The U.S. fail to acheive this victory condition primarily because of a reasonable and justified resistance to the draft that existed at that time, as well as our inability to muster the interest and resources necessary to reinforce RVN forces in 1975 when an unbelieveable number of NVA tank Divisions moved south across the DMZ.

Ironically this was precisely the the kind of attack our NATO geared forces of the time were designed to exterminate.

That was truly the point where Viet Nam became unwinnable because there was no political way after having spendt 50,000 American lives chasing folks in the jungles, that we could muster the will to assault defended beaches and then march to Hanoi only to face the PRC yet again as we did in Korea.

Gerald Ford and Jimmy Carter were both decent honorable men unsuited to the world that was left to them by the compromises of Wilson, the machinations of FDR, heavy hand of Truman and the mild touch of Eisenhower.

Both Ford and Carter's domestic policies were disasters in time where we were just beginning to understand the price we would be paying for the internal combustion engine and that watse product of kerosene production the hydrocarbon-rich gasoline distillates.

Today we should have no excuses. Setting aside the climate change issue, the political ramifications of our dependence on oil (the most energy-dense source of energy we have for transportation)and the hidden and not so hidden costs of maintaining our current energy sources ought to have been enough to move us on to hydrogen, methanol or whatever the flavor of the day would have been when we decided to act.

Instead we ride shotgun with a bunch of thugs who we tolerate cuz they give us a cut of the oil at market prices.

Enter our current Commander-in-Chief, who amazingly knocks one thug off the bench and dumps a minimal amount of money toward the hydrogen alternative and bam HE'S the devil-incarnate and the "WORST PRESIDENT ever".

This "Surge" is only useful if it happened to be the embedding of U.S. advisors to even more Iraqi units. Most closely akin the late arrived at "Viet Namization" of the war in South-East Asia. Our current efforts will require us to eventually withdraw "over-the-horizon" anyway, so I'm quite happy with insurgents calling it a victory when we wander off to do more important things.

The key to victory in Iraq is to not let their neighbors who finance and staff most of the terror continue on to occupy with heavy weapons any part of Iraq.

MT said...

I thought "end of our long national nightmare" was Lenin's line.
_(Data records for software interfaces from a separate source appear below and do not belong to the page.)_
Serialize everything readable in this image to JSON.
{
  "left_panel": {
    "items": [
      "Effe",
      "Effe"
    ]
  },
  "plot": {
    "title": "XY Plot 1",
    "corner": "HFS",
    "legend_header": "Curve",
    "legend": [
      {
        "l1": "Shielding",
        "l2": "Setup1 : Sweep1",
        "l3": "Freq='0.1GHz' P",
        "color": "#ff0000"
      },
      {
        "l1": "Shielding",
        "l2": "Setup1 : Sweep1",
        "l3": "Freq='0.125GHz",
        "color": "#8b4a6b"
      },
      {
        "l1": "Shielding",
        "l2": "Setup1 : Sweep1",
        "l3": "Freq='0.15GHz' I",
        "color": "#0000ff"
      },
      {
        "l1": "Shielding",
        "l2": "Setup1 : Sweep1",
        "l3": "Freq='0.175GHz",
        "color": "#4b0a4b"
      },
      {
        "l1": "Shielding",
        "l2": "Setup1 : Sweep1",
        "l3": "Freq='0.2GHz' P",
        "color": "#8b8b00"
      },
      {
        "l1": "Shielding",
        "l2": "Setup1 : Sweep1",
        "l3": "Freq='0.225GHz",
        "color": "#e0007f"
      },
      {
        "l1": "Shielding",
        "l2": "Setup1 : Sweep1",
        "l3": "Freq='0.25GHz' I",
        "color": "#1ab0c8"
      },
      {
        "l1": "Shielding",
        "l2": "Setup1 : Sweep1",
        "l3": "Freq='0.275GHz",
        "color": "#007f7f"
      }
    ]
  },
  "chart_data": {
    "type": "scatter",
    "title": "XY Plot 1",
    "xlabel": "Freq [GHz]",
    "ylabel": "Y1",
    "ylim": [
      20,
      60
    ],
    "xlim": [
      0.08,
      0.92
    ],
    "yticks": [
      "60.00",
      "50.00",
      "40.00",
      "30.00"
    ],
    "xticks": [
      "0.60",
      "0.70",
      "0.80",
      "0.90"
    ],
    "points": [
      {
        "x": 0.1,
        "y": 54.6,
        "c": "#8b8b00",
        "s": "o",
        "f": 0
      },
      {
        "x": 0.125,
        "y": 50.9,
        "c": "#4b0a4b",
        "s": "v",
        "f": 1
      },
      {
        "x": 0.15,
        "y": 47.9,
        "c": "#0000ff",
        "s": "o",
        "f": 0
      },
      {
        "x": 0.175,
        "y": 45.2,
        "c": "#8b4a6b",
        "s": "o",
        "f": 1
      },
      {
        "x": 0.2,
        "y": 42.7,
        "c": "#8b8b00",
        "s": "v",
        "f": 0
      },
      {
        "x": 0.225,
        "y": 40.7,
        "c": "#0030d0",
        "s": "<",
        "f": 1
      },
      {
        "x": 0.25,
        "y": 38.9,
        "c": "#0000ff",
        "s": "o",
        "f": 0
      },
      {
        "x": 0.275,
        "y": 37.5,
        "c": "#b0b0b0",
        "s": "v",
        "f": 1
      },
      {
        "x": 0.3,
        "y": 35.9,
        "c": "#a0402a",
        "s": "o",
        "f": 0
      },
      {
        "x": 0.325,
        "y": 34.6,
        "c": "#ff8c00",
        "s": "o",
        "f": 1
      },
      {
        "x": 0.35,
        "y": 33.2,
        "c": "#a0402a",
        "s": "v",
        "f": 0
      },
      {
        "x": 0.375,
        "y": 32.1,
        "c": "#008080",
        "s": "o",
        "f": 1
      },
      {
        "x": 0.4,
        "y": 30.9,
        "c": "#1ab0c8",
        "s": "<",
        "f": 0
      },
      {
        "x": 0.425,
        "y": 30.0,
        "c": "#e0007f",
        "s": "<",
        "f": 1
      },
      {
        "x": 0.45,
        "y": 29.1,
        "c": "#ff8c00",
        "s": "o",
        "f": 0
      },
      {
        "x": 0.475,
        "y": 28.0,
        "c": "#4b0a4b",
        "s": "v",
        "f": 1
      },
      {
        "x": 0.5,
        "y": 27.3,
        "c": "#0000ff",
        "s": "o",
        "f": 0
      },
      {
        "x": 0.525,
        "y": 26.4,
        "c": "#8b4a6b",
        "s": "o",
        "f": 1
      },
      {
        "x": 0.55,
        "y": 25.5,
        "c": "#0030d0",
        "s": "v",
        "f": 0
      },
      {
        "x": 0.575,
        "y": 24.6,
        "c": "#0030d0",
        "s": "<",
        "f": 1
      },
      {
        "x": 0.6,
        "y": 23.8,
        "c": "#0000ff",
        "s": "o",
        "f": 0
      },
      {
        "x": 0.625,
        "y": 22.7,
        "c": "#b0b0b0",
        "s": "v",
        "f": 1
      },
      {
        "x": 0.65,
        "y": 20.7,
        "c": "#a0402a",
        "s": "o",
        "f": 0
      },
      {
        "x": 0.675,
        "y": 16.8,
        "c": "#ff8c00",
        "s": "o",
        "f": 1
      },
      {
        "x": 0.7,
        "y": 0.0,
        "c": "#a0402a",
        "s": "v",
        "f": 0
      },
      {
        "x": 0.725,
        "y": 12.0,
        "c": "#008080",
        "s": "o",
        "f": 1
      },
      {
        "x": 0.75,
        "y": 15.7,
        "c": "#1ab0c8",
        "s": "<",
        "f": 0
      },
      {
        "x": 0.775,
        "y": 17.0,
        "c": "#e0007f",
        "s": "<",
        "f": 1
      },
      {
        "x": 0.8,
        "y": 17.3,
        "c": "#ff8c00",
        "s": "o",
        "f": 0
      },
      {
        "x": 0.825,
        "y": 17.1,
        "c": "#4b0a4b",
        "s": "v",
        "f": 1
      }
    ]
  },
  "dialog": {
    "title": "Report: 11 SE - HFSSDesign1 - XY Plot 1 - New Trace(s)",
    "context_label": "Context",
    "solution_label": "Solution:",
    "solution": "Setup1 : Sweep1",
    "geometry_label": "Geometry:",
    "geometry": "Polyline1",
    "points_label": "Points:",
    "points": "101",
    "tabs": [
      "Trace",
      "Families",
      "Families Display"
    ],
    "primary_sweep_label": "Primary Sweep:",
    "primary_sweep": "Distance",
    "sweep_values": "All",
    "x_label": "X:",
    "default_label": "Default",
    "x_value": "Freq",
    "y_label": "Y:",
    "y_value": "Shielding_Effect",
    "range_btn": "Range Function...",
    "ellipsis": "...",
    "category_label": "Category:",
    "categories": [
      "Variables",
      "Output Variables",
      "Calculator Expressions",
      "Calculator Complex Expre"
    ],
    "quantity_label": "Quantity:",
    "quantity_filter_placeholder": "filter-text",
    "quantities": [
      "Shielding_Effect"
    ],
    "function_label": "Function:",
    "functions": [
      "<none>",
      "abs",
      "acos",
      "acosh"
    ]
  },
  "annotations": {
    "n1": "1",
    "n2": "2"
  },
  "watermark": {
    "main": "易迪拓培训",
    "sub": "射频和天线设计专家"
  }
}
Maybe Ford meant it ironically? The White House spinmeisters nixed his first idea--"Let's just pretend nothing happened!"

Anonymous said...

MT until they dug that ditch in the Mall and called it a memorial, "Let's pretend it never happened" was the unofficial policy only to be remembered when someone else had the gall to suggest we "bear any burden for the survival and success of liberty."